The world’s biggest social media company appears dead-set on launching its own cryptocurrency.
Facebook has yet to announce plans publicly but media reports on its crypto ambitions have emerged over the past six months, painting a partial picture of how the social network wants to capitalize on blockchain technology.
In short, a team led by former PayPal president David Marcus is building an asset-backed cryptocurrency, one designed to operate within the company’s existing messaging infrastructure (WhatsApp, Instagram and Facebook Messenger).
The most recent news on the project comes from the BBC, with the British outlet reporting that the cryptocurrency – called “GlobalCoin” internally – will launch in “about a dozen countries by the first quarter of 2020.”
However, the signs that Mark Zuckerberg’s company wanted to diversify into fintech first materialized as far back as 2017.
Below is a rundown of what is known so far about Facebook’s cryptocurrency.
Looking back, the first sign that Facebook was prepared to be very serious about distributed ledger technology came in December 2017, when David Marcus joined Coinbase’s board of directors.
At the time, Marcus was the vice president of messaging products at Facebook.

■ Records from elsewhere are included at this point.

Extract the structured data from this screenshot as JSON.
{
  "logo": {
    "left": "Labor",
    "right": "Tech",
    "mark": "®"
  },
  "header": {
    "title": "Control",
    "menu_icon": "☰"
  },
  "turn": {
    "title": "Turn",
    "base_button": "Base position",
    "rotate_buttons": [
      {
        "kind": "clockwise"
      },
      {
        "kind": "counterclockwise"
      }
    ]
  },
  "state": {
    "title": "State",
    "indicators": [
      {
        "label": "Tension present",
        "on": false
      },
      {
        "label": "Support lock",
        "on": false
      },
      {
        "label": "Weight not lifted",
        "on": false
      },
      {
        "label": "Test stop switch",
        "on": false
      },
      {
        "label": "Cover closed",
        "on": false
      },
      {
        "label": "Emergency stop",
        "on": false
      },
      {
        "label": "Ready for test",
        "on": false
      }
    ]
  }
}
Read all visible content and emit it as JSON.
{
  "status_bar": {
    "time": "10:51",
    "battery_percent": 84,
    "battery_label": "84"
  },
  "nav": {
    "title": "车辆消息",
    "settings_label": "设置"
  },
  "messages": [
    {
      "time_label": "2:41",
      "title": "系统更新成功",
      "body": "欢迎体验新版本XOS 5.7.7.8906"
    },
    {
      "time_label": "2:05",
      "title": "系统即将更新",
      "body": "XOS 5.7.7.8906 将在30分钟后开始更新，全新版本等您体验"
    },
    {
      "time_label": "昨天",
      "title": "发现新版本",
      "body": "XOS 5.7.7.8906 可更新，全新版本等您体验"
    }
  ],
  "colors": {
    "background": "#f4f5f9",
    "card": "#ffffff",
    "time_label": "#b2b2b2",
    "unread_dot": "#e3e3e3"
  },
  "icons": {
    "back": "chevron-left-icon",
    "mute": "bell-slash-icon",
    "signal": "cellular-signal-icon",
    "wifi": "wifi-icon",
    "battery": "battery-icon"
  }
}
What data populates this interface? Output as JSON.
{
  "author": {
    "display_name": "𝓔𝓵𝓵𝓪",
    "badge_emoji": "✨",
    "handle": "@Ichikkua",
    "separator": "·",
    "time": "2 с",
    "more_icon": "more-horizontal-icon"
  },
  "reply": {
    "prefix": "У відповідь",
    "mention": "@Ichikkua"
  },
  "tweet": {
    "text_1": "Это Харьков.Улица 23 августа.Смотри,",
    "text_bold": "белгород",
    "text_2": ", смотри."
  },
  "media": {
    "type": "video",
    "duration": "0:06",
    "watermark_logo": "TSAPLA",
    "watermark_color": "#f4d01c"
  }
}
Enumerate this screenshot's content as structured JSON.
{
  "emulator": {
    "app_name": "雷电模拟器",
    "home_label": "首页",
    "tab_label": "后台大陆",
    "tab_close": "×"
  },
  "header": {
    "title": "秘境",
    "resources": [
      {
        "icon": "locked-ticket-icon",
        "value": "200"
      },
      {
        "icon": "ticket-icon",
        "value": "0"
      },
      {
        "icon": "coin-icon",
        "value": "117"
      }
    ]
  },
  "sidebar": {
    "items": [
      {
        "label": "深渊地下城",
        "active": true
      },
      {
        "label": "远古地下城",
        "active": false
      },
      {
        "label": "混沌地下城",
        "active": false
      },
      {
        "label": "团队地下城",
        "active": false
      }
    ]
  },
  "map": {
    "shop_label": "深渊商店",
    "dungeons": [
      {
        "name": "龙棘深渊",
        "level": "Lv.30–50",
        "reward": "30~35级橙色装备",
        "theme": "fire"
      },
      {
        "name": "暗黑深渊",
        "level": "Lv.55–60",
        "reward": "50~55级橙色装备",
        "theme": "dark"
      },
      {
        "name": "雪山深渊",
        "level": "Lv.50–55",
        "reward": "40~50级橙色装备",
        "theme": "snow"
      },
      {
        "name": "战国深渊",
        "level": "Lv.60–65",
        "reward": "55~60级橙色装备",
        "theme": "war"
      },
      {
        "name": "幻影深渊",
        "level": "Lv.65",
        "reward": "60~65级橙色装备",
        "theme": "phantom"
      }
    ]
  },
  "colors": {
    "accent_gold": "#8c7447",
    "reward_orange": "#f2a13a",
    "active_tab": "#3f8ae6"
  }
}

This would have included two of the biggest messaging platforms in the world, Messenger and WhatsApp (which Facebook acquired in February 2014 for $19 billion).
Though giants in their category, neither of Facebook’s messengers have the payments functionality enjoyed by their top rival: China’s WeChat.
But Marcus was president of PayPal, the U.S.’s leading online payments company. He’s no stranger to solving this category of tech problems.